HOW TO COMPLETE THIS TASK:
Each line below that contains "really" counts once; report the total and nothing more.

↓↓↓

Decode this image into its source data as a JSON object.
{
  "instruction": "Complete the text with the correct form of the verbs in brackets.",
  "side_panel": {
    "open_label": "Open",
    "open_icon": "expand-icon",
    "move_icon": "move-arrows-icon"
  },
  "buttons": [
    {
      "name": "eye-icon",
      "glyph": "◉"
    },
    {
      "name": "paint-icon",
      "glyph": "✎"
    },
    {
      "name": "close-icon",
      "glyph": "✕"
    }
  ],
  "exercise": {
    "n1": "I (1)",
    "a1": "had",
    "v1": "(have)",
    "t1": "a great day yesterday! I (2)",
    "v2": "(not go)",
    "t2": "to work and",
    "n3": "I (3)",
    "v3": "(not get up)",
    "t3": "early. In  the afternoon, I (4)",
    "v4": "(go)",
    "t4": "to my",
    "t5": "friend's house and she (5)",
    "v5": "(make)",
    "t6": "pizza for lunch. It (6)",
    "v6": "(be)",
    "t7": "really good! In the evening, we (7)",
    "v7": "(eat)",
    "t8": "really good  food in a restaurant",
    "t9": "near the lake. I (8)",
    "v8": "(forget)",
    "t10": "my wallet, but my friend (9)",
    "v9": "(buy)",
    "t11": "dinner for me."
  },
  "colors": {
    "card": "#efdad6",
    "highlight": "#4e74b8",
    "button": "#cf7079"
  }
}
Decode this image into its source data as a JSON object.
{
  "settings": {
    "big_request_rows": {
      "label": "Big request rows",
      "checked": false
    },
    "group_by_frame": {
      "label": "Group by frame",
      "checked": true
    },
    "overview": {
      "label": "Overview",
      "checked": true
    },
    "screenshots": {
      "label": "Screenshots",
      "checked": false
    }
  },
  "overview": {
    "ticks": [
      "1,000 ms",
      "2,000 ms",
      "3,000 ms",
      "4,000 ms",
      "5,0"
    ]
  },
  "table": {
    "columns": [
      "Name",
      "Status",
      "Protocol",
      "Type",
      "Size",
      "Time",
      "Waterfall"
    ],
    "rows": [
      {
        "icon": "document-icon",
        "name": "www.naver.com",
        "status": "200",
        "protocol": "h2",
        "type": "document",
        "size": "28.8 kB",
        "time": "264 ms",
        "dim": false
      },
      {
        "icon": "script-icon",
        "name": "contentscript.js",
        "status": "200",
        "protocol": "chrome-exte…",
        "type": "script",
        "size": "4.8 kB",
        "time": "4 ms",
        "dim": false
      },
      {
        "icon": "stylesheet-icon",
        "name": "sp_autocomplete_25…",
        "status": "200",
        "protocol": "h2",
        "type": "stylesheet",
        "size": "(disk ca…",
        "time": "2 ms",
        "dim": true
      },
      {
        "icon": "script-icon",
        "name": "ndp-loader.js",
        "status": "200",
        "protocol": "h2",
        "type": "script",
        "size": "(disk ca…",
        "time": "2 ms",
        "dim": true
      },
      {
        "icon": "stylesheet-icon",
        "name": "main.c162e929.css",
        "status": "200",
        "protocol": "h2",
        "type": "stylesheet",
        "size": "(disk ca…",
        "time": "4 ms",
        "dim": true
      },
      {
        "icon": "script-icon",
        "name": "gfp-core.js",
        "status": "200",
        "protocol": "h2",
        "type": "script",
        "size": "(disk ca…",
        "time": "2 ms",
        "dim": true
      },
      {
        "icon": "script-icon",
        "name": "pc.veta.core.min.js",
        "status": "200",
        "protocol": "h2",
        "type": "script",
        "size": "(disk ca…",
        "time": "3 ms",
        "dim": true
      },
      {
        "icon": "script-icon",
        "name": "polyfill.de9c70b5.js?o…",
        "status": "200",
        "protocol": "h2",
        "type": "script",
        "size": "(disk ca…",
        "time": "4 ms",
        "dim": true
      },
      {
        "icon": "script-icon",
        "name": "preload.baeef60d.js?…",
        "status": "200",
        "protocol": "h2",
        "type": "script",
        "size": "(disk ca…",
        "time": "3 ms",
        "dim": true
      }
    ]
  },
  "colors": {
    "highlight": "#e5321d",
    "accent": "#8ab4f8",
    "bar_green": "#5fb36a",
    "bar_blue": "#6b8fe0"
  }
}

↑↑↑

RESULT FOR THIS TASK:
2